Chemical sphincterotomy with pharmacological agents is recommended as first line therapy for chronic anal fissures (CAF). Calcium channel blockers (CCB) are associated with similar efficacy but fewer side effects compared to nitrates. However, the optimal formulation (oral versus topical) is unknown. We aimed to perform a systematic review and meta-analysis to compare the effectiveness of oral and topical CCB in the treatment of CAF.
PubMed and Embase online databases were searched for relevant articles. Two independent reviewers performed methodological assessment and data extraction. Random effects models were used to calculate pooled effect size estimates. A sensitivity analysis was also carried out.

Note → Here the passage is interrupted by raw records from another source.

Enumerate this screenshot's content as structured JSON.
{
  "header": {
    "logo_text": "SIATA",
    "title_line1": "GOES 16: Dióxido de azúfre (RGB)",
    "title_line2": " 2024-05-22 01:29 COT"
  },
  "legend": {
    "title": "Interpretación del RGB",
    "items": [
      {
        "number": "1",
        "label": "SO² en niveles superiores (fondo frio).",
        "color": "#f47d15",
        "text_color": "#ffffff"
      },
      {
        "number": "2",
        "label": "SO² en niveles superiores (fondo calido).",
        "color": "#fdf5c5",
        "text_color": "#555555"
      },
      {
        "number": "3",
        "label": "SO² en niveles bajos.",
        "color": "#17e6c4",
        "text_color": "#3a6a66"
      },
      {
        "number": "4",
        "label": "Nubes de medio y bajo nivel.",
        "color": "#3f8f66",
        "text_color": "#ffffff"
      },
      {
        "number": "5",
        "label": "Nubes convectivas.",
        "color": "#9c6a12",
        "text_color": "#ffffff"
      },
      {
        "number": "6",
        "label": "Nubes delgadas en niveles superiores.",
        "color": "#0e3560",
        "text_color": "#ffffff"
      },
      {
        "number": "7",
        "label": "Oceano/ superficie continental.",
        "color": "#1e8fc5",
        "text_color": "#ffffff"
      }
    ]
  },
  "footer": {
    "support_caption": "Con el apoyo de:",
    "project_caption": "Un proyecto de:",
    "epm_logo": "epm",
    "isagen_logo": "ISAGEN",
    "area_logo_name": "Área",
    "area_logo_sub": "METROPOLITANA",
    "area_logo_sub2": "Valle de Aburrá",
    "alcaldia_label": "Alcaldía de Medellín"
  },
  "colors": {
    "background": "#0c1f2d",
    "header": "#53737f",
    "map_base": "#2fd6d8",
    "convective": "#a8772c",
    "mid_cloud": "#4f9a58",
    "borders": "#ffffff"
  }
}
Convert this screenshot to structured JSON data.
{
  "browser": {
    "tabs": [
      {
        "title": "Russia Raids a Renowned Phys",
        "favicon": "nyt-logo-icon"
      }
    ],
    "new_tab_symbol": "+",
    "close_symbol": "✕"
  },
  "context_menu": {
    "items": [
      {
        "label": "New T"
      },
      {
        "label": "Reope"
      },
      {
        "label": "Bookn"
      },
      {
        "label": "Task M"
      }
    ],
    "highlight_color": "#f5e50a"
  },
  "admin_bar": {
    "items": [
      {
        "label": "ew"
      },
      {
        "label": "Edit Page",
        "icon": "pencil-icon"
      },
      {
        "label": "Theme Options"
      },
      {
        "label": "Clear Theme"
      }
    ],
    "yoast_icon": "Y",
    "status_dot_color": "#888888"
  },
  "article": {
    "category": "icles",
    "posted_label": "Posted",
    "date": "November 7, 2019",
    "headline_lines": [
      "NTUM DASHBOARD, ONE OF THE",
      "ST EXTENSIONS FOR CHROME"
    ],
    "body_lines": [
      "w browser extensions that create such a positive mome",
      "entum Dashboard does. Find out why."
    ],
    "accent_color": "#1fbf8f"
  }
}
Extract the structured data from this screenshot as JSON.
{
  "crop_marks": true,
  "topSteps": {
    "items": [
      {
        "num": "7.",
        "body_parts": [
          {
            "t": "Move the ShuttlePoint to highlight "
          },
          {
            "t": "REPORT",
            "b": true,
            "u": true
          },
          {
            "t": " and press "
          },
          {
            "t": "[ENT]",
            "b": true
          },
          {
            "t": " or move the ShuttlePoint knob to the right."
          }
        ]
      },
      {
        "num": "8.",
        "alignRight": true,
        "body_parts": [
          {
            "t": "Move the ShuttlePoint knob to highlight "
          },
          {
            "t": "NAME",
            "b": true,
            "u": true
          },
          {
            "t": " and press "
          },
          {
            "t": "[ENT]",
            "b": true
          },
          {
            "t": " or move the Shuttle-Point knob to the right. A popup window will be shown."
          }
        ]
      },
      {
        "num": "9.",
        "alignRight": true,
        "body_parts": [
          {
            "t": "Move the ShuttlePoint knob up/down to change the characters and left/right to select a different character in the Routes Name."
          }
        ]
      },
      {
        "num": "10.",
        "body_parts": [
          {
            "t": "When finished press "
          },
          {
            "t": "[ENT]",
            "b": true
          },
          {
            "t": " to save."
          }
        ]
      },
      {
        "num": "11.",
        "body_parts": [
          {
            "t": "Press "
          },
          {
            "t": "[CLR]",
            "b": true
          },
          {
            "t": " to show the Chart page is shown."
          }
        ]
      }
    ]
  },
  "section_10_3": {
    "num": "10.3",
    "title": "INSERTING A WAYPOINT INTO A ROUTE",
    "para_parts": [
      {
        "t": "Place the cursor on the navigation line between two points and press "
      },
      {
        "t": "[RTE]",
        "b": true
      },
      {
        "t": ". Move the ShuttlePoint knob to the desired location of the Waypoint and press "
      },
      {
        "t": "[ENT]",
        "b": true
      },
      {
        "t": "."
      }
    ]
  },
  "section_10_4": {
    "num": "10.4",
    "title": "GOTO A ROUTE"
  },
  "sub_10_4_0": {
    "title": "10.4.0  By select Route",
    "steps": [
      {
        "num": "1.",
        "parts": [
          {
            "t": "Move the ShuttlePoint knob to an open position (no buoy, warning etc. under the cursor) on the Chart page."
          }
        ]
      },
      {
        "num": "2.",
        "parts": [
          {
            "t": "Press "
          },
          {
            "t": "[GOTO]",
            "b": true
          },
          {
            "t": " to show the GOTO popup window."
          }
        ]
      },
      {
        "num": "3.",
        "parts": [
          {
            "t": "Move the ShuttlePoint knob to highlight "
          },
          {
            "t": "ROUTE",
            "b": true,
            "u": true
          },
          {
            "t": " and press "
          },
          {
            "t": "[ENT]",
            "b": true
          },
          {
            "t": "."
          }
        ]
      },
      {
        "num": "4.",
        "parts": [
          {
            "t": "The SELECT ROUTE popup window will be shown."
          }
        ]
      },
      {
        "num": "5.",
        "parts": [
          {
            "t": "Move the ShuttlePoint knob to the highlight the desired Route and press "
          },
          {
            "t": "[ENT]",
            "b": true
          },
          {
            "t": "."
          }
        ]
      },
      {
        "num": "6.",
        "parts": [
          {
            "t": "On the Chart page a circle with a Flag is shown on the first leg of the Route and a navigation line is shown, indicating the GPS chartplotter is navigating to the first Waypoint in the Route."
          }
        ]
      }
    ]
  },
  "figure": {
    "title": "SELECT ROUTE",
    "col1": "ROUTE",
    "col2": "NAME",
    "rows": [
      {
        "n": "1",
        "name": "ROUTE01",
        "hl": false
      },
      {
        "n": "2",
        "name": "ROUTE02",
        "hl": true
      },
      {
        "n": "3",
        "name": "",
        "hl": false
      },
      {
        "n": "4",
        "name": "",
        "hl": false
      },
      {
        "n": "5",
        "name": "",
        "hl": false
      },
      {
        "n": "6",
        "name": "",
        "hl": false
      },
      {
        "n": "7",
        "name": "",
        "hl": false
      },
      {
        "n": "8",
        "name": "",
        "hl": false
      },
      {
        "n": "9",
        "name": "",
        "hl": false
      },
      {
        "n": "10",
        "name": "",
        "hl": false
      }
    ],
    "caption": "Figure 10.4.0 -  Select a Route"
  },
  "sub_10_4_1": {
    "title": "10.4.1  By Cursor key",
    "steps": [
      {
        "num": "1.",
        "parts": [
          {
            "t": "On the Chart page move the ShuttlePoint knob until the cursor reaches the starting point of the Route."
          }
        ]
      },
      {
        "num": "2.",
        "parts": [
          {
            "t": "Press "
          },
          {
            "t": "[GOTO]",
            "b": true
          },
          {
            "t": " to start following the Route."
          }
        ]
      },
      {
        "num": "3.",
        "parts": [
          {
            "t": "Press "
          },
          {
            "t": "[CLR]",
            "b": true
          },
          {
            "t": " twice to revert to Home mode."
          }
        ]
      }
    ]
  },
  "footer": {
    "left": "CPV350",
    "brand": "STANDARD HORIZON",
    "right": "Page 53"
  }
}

Four randomized controlled trials describing 279 patients (138 in oral, 141 in topical group) were examined. There was significant heterogeneity among studies. On random effects analysis, topical CCB were associated with a significantly lower rate of unhealed fissure (21.3% vs. 38.4%; OR=2.65, 95% CI=1.50 to 4.69, p=0.0008) when compared to oral therapy. However, there were no significant differences in fissure recurrence (5.4% vs. 5.5%; OR=1.01, 95% CI=0.31 to 3.33, p=0.98) or side effects (15.6% vs. 39.1%; OR=4.54, 95% CI=0.46 to 44.3, p=0.19) between topical and oral CCB. On sensitivity analysis, having excluded the most heavily biased trial, topical CCB were associated with significantly fewer side effects compared to oral therapy (4.3% vs. 38.0%; OR=13.16, 95% CI=5.05 to 34.3, p<0.00001).
Topical CCB are associated with better healing and fewer side effects when compared to oral therapy but there is no difference in recurrence rates.